Excerpted records:
┄┄┄┄┄┄┄┄┄┄

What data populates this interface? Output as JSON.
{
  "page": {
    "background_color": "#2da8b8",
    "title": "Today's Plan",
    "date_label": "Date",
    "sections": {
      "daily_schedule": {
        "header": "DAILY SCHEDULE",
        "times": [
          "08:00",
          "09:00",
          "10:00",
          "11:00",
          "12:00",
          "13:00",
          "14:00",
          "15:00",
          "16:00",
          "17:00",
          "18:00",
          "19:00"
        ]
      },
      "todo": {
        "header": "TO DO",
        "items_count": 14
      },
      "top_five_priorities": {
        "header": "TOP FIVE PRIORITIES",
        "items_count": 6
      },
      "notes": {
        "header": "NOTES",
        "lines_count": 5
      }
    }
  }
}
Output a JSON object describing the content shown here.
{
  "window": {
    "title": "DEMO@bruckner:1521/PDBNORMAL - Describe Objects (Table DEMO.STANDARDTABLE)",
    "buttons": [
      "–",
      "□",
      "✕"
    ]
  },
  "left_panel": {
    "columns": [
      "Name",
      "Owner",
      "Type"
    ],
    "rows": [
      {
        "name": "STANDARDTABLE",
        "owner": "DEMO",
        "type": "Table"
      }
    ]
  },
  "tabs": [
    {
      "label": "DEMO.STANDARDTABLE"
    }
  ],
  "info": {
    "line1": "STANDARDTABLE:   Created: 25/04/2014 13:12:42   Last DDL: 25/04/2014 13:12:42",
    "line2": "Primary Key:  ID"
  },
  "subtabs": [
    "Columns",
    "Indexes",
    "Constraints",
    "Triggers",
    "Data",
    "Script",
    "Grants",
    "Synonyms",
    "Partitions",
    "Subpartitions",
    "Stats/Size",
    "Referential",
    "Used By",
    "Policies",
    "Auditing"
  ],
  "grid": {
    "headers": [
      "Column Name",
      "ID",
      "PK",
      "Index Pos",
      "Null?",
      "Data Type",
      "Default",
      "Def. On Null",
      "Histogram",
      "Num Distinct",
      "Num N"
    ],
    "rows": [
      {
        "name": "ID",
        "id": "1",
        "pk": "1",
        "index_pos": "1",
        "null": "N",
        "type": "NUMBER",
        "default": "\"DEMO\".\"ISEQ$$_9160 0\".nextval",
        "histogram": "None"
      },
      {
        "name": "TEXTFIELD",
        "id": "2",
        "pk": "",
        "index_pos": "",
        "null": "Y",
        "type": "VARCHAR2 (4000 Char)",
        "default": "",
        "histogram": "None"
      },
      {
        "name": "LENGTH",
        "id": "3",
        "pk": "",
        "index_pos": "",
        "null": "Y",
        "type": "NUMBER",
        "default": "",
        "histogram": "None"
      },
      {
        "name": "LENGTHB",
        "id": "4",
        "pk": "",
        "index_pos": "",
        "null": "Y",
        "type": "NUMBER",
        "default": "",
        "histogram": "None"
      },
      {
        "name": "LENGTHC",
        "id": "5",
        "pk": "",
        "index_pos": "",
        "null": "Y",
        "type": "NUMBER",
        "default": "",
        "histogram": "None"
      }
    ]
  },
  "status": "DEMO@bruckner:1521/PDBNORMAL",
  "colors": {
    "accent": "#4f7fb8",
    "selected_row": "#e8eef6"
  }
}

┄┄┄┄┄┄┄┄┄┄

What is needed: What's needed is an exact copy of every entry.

Result below:
What data populates this interface? Output as JSON.
{
  "page": {
    "background_color": "#2da8b8",
    "title": "Today's Plan",
    "date_label": "Date",
    "sections": {
      "daily_schedule": {
        "header": "DAILY SCHEDULE",
        "times": [
          "08:00",
          "09:00",
          "10:00",
          "11:00",
          "12:00",
          "13:00",
          "14:00",
          "15:00",
          "16:00",
          "17:00",
          "18:00",
          "19:00"
        ]
      },
      "todo": {
        "header": "TO DO",
        "items_count": 14
      },
      "top_five_priorities": {
        "header": "TOP FIVE PRIORITIES",
        "items_count": 6
      },
      "notes": {
        "header": "NOTES",
        "lines_count": 5
      }
    }
  }
}
Output a JSON object describing the content shown here.
{
  "window": {
    "title": "DEMO@bruckner:1521/PDBNORMAL - Describe Objects (Table DEMO.STANDARDTABLE)",
    "buttons": [
      "–",
      "□",
      "✕"
    ]
  },
  "left_panel": {
    "columns": [
      "Name",
      "Owner",
      "Type"
    ],
    "rows": [
      {
        "name": "STANDARDTABLE",
        "owner": "DEMO",
        "type": "Table"
      }
    ]
  },
  "tabs": [
    {
      "label": "DEMO.STANDARDTABLE"
    }
  ],
  "info": {
    "line1": "STANDARDTABLE:   Created: 25/04/2014 13:12:42   Last DDL: 25/04/2014 13:12:42",
    "line2": "Primary Key:  ID"
  },
  "subtabs": [
    "Columns",
    "Indexes",
    "Constraints",
    "Triggers",
    "Data",
    "Script",
    "Grants",
    "Synonyms",
    "Partitions",
    "Subpartitions",
    "Stats/Size",
    "Referential",
    "Used By",
    "Policies",
    "Auditing"
  ],
  "grid": {
    "headers": [
      "Column Name",
      "ID",
      "PK",
      "Index Pos",
      "Null?",
      "Data Type",
      "Default",
      "Def. On Null",
      "Histogram",
      "Num Distinct",
      "Num N"
    ],
    "rows": [
      {
        "name": "ID",
        "id": "1",
        "pk": "1",
        "index_pos": "1",
        "null": "N",
        "type": "NUMBER",
        "default": "\"DEMO\".\"ISEQ$$_9160 0\".nextval",
        "histogram": "None"
      },
      {
        "name": "TEXTFIELD",
        "id": "2",
        "pk": "",
        "index_pos": "",
        "null": "Y",
        "type": "VARCHAR2 (4000 Char)",
        "default": "",
        "histogram": "None"
      },
      {
        "name": "LENGTH",
        "id": "3",
        "pk": "",
        "index_pos": "",
        "null": "Y",
        "type": "NUMBER",
        "default": "",
        "histogram": "None"
      },
      {
        "name": "LENGTHB",
        "id": "4",
        "pk": "",
        "index_pos": "",
        "null": "Y",
        "type": "NUMBER",
        "default": "",
        "histogram": "None"
      },
      {
        "name": "LENGTHC",
        "id": "5",
        "pk": "",
        "index_pos": "",
        "null": "Y",
        "type": "NUMBER",
        "default": "",
        "histogram": "None"
      }
    ]
  },
  "status": "DEMO@bruckner:1521/PDBNORMAL",
  "colors": {
    "accent": "#4f7fb8",
    "selected_row": "#e8eef6"
  }
}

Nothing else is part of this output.